The task - In the records below, find each line with the word "Attribution" and copy it.

Supplied information -

===

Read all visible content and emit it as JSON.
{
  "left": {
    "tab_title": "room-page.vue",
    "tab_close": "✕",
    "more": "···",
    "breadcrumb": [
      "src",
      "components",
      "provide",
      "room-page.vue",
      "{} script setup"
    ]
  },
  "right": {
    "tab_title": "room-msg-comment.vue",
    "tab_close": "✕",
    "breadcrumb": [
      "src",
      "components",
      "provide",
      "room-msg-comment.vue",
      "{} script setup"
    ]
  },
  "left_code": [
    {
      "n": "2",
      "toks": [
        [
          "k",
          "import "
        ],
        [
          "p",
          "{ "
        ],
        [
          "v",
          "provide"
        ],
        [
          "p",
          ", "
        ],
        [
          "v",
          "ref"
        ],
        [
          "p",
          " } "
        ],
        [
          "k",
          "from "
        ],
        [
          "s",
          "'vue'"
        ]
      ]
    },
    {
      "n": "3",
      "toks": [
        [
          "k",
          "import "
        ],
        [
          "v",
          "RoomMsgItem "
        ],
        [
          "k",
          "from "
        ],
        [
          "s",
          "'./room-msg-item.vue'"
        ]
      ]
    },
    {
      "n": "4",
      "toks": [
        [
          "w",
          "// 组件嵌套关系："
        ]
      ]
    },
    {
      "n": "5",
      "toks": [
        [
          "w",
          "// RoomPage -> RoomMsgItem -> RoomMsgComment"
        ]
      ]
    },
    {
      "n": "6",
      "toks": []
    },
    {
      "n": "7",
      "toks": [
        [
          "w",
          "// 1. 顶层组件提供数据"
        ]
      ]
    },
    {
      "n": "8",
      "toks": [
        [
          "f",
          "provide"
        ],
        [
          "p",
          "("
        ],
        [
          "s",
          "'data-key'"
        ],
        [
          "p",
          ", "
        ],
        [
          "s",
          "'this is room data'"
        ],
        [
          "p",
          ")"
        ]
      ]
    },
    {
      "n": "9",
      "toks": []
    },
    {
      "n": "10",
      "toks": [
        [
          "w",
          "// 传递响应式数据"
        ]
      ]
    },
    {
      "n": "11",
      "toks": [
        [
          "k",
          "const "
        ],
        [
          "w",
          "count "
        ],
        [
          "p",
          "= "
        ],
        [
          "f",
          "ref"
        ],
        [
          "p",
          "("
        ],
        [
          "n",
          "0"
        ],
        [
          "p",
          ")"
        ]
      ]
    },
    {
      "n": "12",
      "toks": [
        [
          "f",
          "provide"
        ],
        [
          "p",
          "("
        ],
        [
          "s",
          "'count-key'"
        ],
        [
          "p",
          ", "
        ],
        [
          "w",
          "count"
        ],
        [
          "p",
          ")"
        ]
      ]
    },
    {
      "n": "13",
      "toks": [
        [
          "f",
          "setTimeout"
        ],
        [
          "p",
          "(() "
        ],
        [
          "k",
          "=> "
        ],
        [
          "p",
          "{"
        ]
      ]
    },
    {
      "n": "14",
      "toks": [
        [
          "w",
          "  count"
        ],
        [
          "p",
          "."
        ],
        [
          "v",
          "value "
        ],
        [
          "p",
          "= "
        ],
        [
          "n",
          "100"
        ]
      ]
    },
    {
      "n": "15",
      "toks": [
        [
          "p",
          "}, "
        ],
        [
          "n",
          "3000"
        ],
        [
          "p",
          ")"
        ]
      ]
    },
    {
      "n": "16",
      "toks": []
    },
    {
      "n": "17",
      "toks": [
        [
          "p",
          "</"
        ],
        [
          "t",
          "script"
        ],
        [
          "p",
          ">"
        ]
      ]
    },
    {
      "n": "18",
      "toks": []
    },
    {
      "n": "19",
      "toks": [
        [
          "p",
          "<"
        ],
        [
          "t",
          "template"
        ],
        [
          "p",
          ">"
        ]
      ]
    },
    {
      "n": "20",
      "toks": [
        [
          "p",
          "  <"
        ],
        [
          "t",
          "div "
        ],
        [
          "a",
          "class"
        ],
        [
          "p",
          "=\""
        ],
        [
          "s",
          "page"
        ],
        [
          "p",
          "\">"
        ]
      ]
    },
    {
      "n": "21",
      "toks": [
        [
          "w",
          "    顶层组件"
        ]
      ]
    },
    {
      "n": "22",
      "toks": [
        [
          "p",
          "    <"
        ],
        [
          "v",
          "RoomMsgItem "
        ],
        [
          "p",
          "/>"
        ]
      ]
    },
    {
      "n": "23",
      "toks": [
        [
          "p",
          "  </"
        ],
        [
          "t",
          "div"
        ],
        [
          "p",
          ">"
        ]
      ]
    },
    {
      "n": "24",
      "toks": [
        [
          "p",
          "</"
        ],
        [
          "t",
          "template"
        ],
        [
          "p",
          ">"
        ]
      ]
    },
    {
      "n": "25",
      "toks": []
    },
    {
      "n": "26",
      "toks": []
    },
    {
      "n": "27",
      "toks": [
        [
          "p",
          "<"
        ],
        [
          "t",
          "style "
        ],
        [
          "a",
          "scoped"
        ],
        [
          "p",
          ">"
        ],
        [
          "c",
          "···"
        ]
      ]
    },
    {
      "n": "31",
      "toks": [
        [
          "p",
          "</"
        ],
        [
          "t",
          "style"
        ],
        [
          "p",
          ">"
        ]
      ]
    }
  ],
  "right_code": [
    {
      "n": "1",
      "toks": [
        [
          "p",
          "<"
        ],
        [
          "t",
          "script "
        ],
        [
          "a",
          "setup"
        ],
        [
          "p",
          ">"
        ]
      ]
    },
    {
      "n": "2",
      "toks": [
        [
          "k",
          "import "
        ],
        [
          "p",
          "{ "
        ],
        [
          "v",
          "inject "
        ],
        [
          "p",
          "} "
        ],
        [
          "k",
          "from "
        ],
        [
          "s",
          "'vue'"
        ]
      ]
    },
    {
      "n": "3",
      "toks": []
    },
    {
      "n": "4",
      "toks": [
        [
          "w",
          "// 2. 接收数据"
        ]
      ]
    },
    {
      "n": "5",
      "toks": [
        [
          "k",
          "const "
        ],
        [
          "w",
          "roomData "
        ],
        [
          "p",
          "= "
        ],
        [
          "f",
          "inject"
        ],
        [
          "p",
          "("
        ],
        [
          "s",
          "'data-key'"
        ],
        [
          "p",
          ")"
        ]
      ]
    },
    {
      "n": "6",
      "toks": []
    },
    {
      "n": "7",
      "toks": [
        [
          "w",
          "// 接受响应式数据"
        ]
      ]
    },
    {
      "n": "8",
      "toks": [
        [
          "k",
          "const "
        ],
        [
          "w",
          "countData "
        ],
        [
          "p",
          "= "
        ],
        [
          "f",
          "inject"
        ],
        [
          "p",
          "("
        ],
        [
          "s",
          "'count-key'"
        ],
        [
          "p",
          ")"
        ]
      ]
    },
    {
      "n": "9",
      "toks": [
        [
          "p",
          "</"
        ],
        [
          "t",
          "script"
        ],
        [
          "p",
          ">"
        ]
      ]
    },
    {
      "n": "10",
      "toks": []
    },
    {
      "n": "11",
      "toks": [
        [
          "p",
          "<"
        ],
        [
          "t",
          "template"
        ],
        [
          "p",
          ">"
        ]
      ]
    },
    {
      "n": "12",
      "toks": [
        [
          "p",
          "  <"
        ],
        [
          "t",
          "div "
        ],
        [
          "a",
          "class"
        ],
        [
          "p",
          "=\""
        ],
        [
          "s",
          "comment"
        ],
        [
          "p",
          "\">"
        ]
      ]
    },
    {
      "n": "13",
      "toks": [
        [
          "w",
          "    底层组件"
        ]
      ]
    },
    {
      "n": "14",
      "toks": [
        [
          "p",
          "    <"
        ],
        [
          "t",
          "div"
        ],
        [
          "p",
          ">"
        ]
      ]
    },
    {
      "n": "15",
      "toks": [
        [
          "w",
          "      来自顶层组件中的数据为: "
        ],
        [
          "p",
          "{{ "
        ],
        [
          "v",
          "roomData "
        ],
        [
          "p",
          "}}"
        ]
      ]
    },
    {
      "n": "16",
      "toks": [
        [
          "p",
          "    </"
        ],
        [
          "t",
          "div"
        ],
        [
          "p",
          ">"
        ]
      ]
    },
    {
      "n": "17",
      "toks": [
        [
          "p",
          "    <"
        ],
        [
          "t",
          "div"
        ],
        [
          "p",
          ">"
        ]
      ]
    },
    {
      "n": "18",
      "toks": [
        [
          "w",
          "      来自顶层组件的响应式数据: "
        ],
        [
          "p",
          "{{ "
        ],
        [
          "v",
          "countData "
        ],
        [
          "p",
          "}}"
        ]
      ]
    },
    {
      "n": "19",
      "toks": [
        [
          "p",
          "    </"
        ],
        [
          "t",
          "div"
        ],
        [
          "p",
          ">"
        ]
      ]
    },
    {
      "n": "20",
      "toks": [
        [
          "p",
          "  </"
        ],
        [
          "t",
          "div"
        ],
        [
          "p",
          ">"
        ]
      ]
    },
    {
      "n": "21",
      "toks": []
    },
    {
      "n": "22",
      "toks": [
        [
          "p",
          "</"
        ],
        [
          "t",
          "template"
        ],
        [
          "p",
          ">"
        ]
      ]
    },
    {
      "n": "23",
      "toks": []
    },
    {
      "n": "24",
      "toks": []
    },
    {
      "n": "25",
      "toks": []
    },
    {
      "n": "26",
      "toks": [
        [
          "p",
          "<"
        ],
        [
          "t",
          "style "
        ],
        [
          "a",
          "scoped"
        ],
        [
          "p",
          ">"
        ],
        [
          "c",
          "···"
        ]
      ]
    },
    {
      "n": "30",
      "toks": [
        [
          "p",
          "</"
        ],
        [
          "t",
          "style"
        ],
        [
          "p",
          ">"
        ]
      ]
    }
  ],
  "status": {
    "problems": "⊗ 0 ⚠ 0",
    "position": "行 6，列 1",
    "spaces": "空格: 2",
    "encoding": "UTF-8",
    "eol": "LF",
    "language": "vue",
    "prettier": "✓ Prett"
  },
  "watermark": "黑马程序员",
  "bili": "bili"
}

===

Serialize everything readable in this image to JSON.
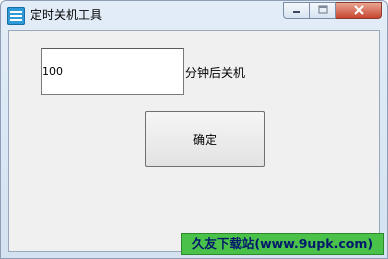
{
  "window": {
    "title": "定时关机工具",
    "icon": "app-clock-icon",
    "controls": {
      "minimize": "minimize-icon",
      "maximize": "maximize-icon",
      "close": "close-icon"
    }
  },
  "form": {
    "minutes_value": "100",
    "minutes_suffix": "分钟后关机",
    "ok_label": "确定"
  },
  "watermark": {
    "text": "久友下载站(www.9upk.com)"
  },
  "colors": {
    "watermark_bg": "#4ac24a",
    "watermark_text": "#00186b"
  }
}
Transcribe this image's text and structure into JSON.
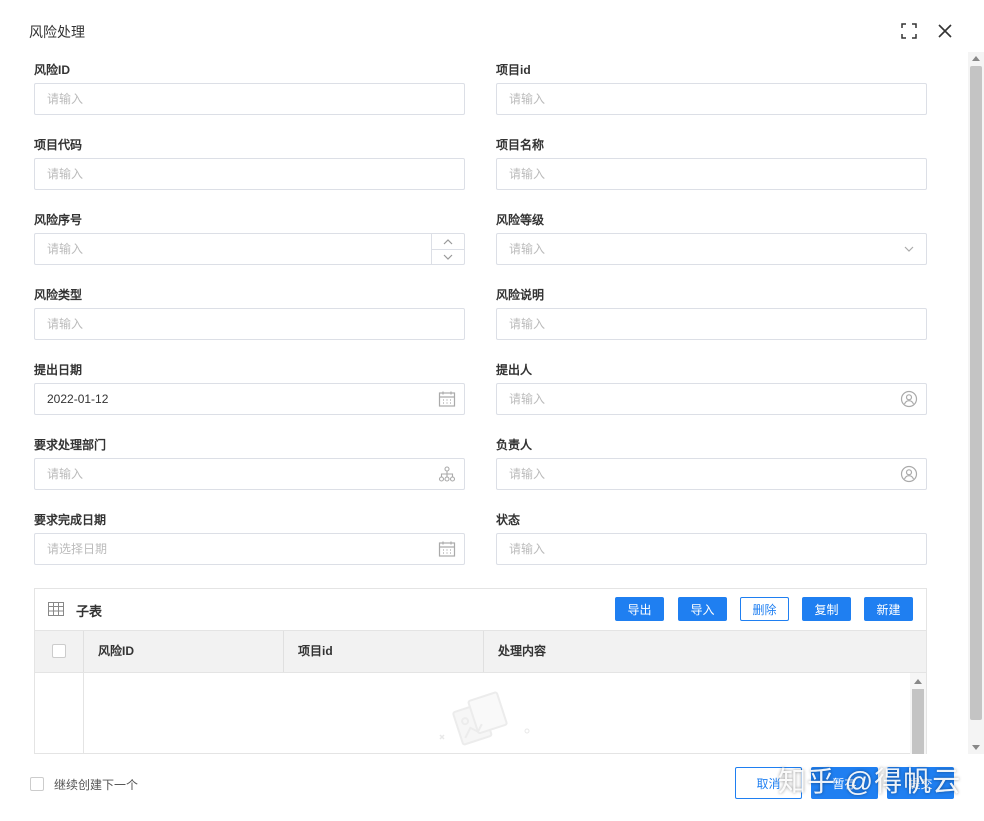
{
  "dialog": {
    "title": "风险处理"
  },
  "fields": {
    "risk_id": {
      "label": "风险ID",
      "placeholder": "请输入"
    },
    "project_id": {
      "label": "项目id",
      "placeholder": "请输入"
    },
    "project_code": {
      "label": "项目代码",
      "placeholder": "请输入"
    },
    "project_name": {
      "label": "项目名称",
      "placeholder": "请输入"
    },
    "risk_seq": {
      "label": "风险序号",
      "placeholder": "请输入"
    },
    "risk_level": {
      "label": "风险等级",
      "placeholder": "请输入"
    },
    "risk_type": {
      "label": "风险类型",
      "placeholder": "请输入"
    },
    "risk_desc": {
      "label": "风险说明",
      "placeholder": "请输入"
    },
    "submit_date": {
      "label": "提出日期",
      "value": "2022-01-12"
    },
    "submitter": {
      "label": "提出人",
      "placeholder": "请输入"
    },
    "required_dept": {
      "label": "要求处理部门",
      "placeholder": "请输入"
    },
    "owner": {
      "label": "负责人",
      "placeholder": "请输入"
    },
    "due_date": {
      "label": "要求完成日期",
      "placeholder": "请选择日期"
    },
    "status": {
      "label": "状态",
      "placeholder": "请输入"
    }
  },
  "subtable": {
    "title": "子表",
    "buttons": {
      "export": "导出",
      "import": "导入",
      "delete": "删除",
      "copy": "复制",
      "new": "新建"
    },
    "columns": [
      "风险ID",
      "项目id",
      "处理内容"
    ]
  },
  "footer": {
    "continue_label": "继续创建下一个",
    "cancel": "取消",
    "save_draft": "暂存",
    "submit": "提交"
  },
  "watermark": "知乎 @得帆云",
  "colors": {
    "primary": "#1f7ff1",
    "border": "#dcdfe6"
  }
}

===

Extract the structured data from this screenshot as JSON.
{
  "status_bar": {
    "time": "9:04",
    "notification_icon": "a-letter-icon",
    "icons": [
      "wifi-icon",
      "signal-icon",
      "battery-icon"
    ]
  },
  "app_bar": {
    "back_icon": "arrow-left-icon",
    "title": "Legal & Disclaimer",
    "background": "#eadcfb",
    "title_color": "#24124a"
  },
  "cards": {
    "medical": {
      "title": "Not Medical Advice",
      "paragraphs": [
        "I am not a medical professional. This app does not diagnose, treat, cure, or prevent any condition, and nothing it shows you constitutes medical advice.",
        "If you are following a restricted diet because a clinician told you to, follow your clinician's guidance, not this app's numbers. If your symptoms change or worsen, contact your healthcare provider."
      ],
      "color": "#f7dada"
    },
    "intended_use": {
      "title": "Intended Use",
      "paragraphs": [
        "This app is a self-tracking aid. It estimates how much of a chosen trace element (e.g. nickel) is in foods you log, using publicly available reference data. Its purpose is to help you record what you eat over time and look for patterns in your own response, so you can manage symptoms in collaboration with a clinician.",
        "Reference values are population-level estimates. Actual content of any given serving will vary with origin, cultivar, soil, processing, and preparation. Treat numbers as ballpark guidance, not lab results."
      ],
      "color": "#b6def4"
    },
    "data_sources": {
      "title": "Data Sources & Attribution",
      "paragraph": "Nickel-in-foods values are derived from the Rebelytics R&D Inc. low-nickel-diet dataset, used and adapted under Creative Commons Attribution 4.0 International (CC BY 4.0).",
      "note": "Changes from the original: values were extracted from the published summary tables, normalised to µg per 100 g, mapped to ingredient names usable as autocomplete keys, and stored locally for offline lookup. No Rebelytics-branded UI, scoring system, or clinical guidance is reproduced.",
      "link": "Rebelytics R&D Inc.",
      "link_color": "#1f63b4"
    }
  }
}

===

Answer box -
      "title": "Data Sources & Attribution",
      "paragraph": "Nickel-in-foods values are derived from the Rebelytics R&D Inc. low-nickel-diet dataset, used and adapted under Creative Commons Attribution 4.0 International (CC BY 4.0).",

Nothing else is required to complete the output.